___ Source material ___

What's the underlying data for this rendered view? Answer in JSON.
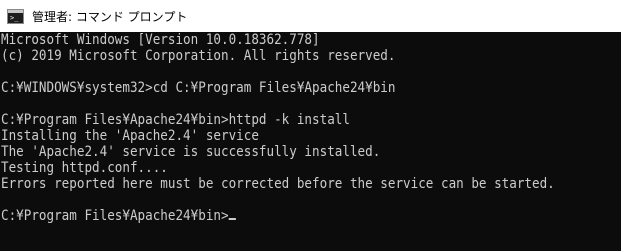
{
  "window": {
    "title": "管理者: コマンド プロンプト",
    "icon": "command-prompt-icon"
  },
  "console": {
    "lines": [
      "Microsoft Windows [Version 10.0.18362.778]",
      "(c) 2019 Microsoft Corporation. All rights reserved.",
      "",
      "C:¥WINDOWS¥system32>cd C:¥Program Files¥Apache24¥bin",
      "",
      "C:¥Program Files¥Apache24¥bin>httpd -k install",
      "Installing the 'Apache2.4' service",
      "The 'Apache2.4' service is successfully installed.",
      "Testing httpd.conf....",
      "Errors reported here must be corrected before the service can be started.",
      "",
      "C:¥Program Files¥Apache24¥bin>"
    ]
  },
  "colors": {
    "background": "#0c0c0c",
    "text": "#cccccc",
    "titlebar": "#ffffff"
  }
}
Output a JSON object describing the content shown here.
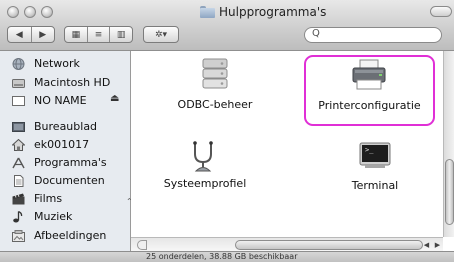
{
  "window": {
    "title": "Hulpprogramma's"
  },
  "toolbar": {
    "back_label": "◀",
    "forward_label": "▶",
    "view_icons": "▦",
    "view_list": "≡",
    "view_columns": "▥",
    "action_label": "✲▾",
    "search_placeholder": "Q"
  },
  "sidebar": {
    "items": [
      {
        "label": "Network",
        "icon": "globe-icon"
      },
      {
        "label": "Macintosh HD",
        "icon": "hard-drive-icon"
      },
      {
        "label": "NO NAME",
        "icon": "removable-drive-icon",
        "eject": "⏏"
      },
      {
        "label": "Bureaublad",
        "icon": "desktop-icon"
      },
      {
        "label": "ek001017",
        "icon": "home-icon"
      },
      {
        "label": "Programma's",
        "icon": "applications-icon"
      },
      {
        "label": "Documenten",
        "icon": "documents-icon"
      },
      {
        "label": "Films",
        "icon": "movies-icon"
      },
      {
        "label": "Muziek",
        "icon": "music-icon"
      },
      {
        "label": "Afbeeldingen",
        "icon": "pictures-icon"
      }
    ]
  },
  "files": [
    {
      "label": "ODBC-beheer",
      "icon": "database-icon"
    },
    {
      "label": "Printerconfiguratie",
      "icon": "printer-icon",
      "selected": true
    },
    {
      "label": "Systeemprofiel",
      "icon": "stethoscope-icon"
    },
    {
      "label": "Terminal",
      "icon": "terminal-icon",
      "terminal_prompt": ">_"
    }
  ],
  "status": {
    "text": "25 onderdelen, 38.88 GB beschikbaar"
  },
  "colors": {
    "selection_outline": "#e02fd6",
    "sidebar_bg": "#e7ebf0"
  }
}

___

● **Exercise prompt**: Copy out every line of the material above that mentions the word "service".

● **Written solution**:
      "Installing the 'Apache2.4' service",
      "The 'Apache2.4' service is successfully installed.",
      "Errors reported here must be corrected before the service can be started.",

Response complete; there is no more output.